Each entry should be duplicated verbatim; its pictures should not be.

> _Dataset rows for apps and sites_

%%

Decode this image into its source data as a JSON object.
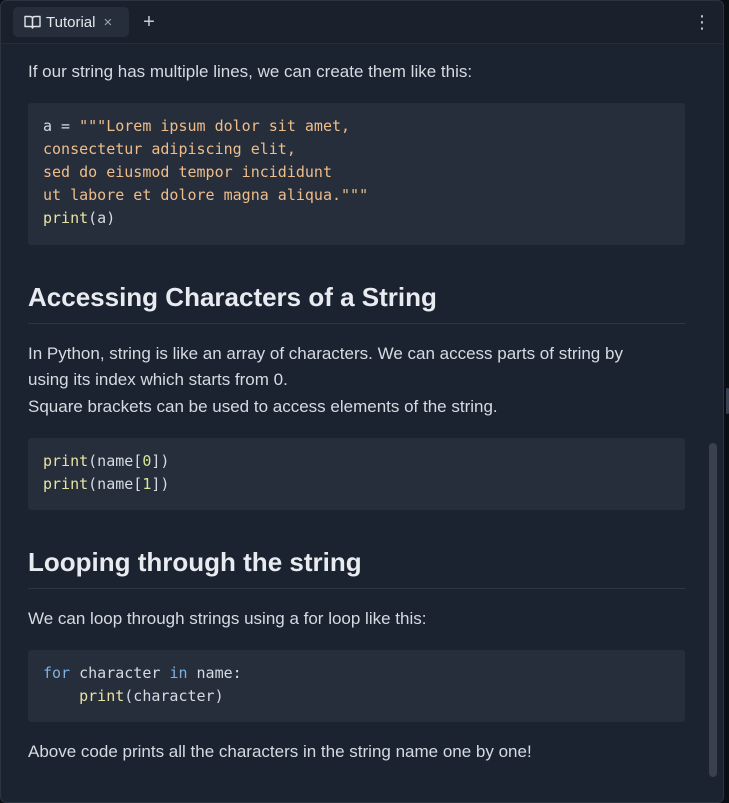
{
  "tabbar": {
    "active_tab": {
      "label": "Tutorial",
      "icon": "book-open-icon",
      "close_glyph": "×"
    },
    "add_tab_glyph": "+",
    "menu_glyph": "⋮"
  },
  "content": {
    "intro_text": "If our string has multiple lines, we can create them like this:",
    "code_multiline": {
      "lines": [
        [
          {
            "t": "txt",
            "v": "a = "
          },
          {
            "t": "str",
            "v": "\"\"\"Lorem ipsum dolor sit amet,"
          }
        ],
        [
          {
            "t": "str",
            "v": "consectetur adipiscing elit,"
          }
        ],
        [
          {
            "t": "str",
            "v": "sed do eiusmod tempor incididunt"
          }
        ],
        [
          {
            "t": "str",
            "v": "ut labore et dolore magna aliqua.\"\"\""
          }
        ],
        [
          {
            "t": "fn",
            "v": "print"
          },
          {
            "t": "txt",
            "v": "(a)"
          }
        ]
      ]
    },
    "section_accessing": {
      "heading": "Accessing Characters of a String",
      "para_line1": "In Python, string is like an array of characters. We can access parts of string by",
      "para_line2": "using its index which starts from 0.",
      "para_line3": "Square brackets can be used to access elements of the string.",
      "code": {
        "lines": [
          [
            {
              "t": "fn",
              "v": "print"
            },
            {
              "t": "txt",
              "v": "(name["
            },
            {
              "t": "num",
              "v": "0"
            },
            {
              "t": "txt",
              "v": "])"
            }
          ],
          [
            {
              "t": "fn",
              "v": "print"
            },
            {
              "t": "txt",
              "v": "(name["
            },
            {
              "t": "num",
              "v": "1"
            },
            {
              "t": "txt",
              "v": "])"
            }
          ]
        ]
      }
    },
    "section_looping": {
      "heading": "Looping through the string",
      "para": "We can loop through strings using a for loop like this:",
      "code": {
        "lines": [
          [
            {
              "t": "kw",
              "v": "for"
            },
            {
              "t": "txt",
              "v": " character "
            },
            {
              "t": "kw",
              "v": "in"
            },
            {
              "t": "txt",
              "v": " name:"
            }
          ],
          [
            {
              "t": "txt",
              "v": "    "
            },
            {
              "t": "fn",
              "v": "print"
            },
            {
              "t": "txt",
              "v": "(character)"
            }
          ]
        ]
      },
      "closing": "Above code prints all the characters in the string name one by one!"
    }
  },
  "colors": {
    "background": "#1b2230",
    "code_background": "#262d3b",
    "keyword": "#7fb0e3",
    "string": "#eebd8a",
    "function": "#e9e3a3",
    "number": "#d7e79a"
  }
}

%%

> _WRITTEN SOLUTION_
Decode this image into its source data as a JSON object.
{
  "tabbar": {
    "active_tab": {
      "label": "Tutorial",
      "icon": "book-open-icon",
      "close_glyph": "×"
    },
    "add_tab_glyph": "+",
    "menu_glyph": "⋮"
  },
  "content": {
    "intro_text": "If our string has multiple lines, we can create them like this:",
    "code_multiline": {
      "lines": [
        [
          {
            "t": "txt",
            "v": "a = "
          },
          {
            "t": "str",
            "v": "\"\"\"Lorem ipsum dolor sit amet,"
          }
        ],
        [
          {
            "t": "str",
            "v": "consectetur adipiscing elit,"
          }
        ],
        [
          {
            "t": "str",
            "v": "sed do eiusmod tempor incididunt"
          }
        ],
        [
          {
            "t": "str",
            "v": "ut labore et dolore magna aliqua.\"\"\""
          }
        ],
        [
          {
            "t": "fn",
            "v": "print"
          },
          {
            "t": "txt",
            "v": "(a)"
          }
        ]
      ]
    },
    "section_accessing": {
      "heading": "Accessing Characters of a String",
      "para_line1": "In Python, string is like an array of characters. We can access parts of string by",
      "para_line2": "using its index which starts from 0.",
      "para_line3": "Square brackets can be used to access elements of the string.",
      "code": {
        "lines": [
          [
            {
              "t": "fn",
              "v": "print"
            },
            {
              "t": "txt",
              "v": "(name["
            },
            {
              "t": "num",
              "v": "0"
            },
            {
              "t": "txt",
              "v": "])"
            }
          ],
          [
            {
              "t": "fn",
              "v": "print"
            },
            {
              "t": "txt",
              "v": "(name["
            },
            {
              "t": "num",
              "v": "1"
            },
            {
              "t": "txt",
              "v": "])"
            }
          ]
        ]
      }
    },
    "section_looping": {
      "heading": "Looping through the string",
      "para": "We can loop through strings using a for loop like this:",
      "code": {
        "lines": [
          [
            {
              "t": "kw",
              "v": "for"
            },
            {
              "t": "txt",
              "v": " character "
            },
            {
              "t": "kw",
              "v": "in"
            },
            {
              "t": "txt",
              "v": " name:"
            }
          ],
          [
            {
              "t": "txt",
              "v": "    "
            },
            {
              "t": "fn",
              "v": "print"
            },
            {
              "t": "txt",
              "v": "(character)"
            }
          ]
        ]
      },
      "closing": "Above code prints all the characters in the string name one by one!"
    }
  },
  "colors": {
    "background": "#1b2230",
    "code_background": "#262d3b",
    "keyword": "#7fb0e3",
    "string": "#eebd8a",
    "function": "#e9e3a3",
    "number": "#d7e79a"
  }
}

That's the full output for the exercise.